The holiday season is already here. The weather forecasters keep predicting a chance of snow. We actually had an inch or so here in Elk a couple of weeks ago. As Thanksgiving is just two weeks away, I thought maybe I should reflect on what I have been thankful for this past year. Like many of us in the Inland Northwest, I am always thankful for living in such a beautiful place. When I walk out in my yard, I am amazed by the scenery. Whenever we drive to the many wonderful neighboring scenic areas, I am happy to be close to so many options.
The construction of the north Spokane freeway isn’t occurring without some risk to public safety, which was demonstrated in a little-noticed event in the work zone last week. As part of the freeway construction, the state is lowering the level of U.S. Highway 2 north of Farwell Road where it crosses Peone Creek. The job involves excavation to build a new arched culvert over the creek that will be wide enough to allow wildlife to move back and forth beneath the highway.
The north Spokane freeway may be a nice quiet stretch of concrete to drive, but it isn’t saving anyone much time. Traffic has been sparse on the 3.7-mile section since it opened on Aug. 22 between Hillyard and Mead. It is the first leg of the long-awaited freeway.

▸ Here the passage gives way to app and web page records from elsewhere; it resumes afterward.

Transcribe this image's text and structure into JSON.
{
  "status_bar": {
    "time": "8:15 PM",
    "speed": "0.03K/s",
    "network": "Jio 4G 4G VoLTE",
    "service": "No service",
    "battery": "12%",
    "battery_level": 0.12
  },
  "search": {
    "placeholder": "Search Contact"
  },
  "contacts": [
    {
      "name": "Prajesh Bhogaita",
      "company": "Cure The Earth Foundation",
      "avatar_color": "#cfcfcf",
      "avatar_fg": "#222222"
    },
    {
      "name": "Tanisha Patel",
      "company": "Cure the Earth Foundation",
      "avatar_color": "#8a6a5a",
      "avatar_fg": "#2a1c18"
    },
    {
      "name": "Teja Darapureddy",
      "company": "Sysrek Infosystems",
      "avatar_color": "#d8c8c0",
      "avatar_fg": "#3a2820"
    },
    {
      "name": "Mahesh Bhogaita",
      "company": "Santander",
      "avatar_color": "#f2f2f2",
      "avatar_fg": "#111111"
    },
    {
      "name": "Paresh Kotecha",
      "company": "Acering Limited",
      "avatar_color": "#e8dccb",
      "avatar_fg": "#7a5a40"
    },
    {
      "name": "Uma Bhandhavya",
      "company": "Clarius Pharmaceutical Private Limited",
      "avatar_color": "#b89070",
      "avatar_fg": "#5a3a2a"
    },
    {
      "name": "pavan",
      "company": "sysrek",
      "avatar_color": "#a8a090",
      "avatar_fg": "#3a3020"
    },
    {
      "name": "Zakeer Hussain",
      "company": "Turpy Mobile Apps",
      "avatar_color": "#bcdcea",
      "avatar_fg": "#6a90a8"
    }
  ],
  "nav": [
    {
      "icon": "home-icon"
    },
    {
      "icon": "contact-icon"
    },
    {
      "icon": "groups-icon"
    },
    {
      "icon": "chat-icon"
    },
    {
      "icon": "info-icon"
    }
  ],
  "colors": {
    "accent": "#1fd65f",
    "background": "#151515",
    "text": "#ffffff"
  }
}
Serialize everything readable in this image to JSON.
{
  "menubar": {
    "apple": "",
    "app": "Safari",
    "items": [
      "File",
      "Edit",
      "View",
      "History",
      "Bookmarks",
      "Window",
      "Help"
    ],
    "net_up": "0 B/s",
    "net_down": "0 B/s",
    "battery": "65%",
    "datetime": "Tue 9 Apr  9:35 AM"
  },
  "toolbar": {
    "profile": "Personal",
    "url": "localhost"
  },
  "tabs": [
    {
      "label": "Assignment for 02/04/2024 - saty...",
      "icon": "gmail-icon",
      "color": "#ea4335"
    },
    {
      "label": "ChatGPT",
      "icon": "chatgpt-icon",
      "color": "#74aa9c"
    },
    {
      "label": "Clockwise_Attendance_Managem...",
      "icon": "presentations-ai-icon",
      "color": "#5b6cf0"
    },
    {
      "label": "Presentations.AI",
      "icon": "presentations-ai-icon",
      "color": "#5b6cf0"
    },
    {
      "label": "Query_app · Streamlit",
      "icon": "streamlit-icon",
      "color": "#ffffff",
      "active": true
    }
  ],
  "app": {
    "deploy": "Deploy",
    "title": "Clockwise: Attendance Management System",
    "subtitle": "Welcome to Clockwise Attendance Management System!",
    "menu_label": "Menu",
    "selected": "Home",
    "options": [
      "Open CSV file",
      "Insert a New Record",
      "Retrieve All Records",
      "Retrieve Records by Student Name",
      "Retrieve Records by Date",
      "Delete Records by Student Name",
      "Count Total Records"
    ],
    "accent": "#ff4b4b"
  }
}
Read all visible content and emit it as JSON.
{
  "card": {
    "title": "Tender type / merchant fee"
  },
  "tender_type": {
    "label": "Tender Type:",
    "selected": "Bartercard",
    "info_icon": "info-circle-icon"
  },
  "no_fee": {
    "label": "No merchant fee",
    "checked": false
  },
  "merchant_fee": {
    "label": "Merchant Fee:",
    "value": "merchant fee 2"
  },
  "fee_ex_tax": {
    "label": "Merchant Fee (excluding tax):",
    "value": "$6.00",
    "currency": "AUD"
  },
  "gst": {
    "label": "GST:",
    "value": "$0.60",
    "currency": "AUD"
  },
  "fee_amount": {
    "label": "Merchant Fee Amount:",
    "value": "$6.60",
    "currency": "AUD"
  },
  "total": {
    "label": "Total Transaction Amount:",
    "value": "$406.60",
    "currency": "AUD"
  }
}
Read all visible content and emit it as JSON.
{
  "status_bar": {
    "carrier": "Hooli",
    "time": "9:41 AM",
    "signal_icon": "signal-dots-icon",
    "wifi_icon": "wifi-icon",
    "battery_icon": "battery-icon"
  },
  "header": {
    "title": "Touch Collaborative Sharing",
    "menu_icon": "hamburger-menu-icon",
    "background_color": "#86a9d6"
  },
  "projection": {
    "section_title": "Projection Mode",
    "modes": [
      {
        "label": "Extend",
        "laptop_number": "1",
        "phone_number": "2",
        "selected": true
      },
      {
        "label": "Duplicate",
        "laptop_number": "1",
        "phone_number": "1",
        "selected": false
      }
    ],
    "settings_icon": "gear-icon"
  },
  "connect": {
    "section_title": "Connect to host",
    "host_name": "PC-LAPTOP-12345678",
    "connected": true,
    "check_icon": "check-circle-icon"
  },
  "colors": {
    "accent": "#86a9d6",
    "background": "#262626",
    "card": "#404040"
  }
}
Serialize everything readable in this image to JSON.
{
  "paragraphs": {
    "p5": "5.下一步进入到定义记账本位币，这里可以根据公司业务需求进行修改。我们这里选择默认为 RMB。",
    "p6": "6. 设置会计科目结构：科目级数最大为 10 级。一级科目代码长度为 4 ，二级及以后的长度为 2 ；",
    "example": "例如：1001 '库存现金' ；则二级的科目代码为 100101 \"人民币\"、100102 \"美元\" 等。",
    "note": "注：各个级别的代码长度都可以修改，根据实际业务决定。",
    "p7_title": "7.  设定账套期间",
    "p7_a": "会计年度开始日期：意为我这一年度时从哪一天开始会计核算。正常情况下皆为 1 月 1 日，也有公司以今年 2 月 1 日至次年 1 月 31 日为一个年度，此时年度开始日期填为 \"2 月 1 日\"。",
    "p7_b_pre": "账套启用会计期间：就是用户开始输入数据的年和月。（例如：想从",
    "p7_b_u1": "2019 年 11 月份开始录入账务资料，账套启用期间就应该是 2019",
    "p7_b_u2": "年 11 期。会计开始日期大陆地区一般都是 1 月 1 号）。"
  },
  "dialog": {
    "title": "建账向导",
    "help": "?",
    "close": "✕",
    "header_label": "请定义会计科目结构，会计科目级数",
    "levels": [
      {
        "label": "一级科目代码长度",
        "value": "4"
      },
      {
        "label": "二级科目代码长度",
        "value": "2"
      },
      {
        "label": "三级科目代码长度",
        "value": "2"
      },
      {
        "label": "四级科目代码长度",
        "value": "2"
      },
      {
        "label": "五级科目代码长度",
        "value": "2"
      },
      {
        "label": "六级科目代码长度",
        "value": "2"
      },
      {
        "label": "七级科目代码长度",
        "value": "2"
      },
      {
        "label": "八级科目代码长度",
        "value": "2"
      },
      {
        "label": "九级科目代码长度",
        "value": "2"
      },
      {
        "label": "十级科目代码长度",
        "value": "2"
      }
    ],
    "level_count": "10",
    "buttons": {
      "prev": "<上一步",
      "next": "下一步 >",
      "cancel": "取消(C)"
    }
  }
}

A completed north Spokane freeway – sought for more than a half-century – would bring economic growth to the region as much as it would speed traffic across the city, business leaders say. The $2.1 billion project is already creating hundreds of jobs and could open the door to new business investment along the corridor, possibly on ample industrial land adjacent to the freeway route.